#### The task
Ignoring the pictures, copy the data exactly.

─── Dataset extract

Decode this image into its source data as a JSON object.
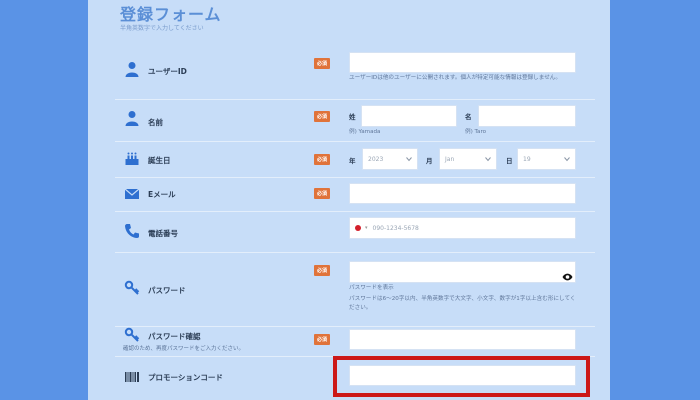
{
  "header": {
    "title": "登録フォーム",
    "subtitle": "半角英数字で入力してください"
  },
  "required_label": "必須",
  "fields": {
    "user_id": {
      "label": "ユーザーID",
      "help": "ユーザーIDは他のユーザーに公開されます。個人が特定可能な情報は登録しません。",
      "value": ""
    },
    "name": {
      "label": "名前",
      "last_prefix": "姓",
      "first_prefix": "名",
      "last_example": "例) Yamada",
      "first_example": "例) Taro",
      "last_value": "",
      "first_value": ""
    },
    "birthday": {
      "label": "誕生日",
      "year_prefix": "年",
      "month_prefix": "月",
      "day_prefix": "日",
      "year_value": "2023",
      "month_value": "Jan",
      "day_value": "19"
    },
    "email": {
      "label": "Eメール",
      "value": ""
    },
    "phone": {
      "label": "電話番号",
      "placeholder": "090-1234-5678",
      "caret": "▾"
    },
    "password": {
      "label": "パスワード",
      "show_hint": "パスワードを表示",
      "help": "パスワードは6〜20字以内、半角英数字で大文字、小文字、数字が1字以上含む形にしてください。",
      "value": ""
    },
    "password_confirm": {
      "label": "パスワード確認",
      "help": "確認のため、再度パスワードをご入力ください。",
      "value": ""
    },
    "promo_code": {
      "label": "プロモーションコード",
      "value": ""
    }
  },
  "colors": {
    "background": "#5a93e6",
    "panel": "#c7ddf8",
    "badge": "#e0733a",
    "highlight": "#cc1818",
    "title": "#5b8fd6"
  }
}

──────

#### Response to the exercise
Decode this image into its source data as a JSON object.
{
  "header": {
    "title": "登録フォーム",
    "subtitle": "半角英数字で入力してください"
  },
  "required_label": "必須",
  "fields": {
    "user_id": {
      "label": "ユーザーID",
      "help": "ユーザーIDは他のユーザーに公開されます。個人が特定可能な情報は登録しません。",
      "value": ""
    },
    "name": {
      "label": "名前",
      "last_prefix": "姓",
      "first_prefix": "名",
      "last_example": "例) Yamada",
      "first_example": "例) Taro",
      "last_value": "",
      "first_value": ""
    },
    "birthday": {
      "label": "誕生日",
      "year_prefix": "年",
      "month_prefix": "月",
      "day_prefix": "日",
      "year_value": "2023",
      "month_value": "Jan",
      "day_value": "19"
    },
    "email": {
      "label": "Eメール",
      "value": ""
    },
    "phone": {
      "label": "電話番号",
      "placeholder": "090-1234-5678",
      "caret": "▾"
    },
    "password": {
      "label": "パスワード",
      "show_hint": "パスワードを表示",
      "help": "パスワードは6〜20字以内、半角英数字で大文字、小文字、数字が1字以上含む形にしてください。",
      "value": ""
    },
    "password_confirm": {
      "label": "パスワード確認",
      "help": "確認のため、再度パスワードをご入力ください。",
      "value": ""
    },
    "promo_code": {
      "label": "プロモーションコード",
      "value": ""
    }
  },
  "colors": {
    "background": "#5a93e6",
    "panel": "#c7ddf8",
    "badge": "#e0733a",
    "highlight": "#cc1818",
    "title": "#5b8fd6"
  }
}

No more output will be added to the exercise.